Summer is right around the corner and that means Canadians will soon be flocking to vacation homes around the country.
According to the 2018 Royal LePage Canadian Recreational Housing Report released today, the price of the majority of recreational properties in Canada is predicted to increase.
“Looking ahead to the end of the summer market, the price of a recreational property in Canada is forecast to increase 5.8% year-over-year to $467,764,” said Royal LePage.
“Driven by the strength of the nation’s economy, Canada’s recreational real estate market is set to experience another strong year,” said Phil Soper, president and CEO, Royal LePage, in a release.
“While home values and sales activity in Canada’s largest urban markets have softened, demand for recreational properties remains robust in most regions. The search for that perfect summer getaway continues unabated.”
Royal LePage has broken down the recreational property price summaries for each major region in the country.
In BC, prices in the region are expected to decline 2.8% year-over-year by the end of September 2018 due to the new speculation tax, which limits property purchases by individuals who mainly live outside of the province.
“In British Columbia, high residential home prices have caused many to venture farther out of the city and get creative with their home purchases,” said Adil Dinani, real estate advisor, Royal LePage West Real Estate Services. “While activity will continue to flourish in areas that are exempted from the new tax, like the Gulf Islands, regions that are not will stagnate, especially when farther away from the majority of city centres.”
Alberta is home to the highest recreational property prices in the country. Prices are forecasted to rise by 8.2% year year-over-year to $770,100 and the province leads all other regions by over $200,000.
This growth is expected to continue due to prospective purchases looking for other options after the implementation of British Columbia’s speculation tax.
Recreational properties in Ontario are expected to see a steep increase in 2018, rising 9.4% to $535,885 when compared to the same time in 2017. This is in part due to Baby Boomers looking to purchase recreational properties to use as their primary residence.
“Baby Boomers from across the Golden Horseshoe continue to venture into recreational property markets, looking to cash in on their pre-existing home values, and find extremely affordable properties that can serve them throughout retirement,” said Tom Storey, sales representative, Royal LePage Signature Realty. “This trend will likely persist for the next few years, pushing prices higher as wealth continues to leave the cities and find its way into more secluded and rural communities.”
Recreational property prices in Quebec are forecast to see strong growth in 2018, rising 2.7% year-over-year to $290,271 by the end of the summer season.
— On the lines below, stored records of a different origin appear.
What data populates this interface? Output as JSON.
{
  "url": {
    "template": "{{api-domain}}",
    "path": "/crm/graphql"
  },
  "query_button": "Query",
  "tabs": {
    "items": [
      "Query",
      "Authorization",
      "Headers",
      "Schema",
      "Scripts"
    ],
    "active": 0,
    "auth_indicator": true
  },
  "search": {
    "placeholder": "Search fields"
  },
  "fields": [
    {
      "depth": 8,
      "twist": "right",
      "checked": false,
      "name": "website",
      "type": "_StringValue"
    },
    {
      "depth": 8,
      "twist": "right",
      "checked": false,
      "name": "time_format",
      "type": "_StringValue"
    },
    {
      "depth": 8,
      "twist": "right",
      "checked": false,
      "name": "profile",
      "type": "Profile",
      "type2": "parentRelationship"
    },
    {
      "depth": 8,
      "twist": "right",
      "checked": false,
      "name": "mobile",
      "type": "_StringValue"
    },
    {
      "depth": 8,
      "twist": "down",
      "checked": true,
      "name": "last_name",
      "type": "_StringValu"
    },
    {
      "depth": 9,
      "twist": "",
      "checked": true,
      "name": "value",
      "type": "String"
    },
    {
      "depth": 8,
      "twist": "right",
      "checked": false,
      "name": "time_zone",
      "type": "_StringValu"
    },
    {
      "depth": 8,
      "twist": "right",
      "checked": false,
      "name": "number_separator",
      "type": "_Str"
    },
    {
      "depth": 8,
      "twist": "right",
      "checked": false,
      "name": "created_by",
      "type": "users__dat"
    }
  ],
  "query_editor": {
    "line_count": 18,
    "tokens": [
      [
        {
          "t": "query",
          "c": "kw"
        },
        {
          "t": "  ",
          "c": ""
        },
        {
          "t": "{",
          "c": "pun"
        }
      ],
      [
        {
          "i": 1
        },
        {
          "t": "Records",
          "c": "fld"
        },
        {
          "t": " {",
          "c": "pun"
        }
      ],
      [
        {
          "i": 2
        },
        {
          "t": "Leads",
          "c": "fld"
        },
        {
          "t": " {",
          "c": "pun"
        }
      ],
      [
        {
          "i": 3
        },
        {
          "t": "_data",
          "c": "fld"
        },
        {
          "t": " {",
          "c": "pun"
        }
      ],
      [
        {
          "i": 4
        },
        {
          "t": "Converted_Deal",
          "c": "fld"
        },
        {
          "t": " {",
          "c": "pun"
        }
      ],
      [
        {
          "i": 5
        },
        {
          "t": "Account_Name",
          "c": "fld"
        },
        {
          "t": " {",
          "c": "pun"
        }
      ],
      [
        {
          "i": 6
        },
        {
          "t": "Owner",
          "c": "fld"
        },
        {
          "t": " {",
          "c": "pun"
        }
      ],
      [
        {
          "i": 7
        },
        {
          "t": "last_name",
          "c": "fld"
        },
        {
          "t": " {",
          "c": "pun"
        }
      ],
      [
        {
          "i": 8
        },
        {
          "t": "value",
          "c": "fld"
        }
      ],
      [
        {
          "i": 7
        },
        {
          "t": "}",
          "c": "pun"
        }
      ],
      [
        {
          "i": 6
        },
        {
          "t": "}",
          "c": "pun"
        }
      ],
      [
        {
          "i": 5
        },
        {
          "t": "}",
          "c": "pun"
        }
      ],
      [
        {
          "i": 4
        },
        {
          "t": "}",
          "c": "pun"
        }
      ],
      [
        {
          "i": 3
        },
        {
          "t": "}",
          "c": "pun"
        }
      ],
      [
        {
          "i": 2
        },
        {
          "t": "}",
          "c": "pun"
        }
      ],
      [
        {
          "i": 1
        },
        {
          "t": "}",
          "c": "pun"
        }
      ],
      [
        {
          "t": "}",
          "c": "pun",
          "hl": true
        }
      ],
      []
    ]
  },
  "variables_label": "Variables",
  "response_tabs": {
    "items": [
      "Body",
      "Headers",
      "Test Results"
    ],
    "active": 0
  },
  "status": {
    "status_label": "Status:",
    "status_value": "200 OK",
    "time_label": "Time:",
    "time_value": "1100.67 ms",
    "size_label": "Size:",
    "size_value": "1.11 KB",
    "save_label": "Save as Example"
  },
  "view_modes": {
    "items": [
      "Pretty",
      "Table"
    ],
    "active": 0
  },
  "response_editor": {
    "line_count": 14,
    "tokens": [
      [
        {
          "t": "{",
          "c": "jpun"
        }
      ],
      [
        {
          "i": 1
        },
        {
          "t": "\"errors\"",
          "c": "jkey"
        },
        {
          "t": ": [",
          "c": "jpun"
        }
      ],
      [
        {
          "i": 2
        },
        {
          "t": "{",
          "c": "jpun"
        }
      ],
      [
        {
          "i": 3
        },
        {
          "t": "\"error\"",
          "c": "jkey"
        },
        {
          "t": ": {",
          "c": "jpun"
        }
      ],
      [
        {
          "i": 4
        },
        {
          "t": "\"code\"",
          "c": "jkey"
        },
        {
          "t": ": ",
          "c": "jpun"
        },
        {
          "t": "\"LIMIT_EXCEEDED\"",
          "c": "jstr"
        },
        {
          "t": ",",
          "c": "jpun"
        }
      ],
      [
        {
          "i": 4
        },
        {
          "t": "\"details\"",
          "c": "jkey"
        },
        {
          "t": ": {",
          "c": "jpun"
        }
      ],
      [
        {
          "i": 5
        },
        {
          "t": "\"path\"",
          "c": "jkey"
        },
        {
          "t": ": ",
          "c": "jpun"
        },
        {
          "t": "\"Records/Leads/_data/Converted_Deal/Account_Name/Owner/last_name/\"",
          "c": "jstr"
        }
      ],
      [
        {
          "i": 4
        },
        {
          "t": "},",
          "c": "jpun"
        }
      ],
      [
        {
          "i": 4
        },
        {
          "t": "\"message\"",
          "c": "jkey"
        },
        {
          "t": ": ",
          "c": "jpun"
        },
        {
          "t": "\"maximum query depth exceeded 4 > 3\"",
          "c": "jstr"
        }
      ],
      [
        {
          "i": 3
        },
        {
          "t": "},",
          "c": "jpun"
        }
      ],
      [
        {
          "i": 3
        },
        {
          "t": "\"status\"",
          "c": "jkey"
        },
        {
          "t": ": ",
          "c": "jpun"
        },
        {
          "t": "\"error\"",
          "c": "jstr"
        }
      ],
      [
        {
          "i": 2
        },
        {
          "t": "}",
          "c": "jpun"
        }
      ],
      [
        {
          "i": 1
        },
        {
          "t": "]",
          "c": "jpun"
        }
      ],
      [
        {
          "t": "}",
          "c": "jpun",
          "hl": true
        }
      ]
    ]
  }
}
The province is home to some of the most affordable properties in prime locations.
“Despite significant disparities in prices among some of Quebec’s recreational regions, the province’s variety of affordable properties alongside its world-class living in unique and beautiful locations make it a primary destination for many looking to buy a secondary property,” said François Léger, broker and owner, Royal LePage Humania.
“While Mont-Tremblant is known as an international destination for prospective recreational property buyers looking for higher-end secondary residences, other markets like Outaouais’ Petite-Nation or Memphrémagog provide affordable recreational properties that attract domestic buyers.”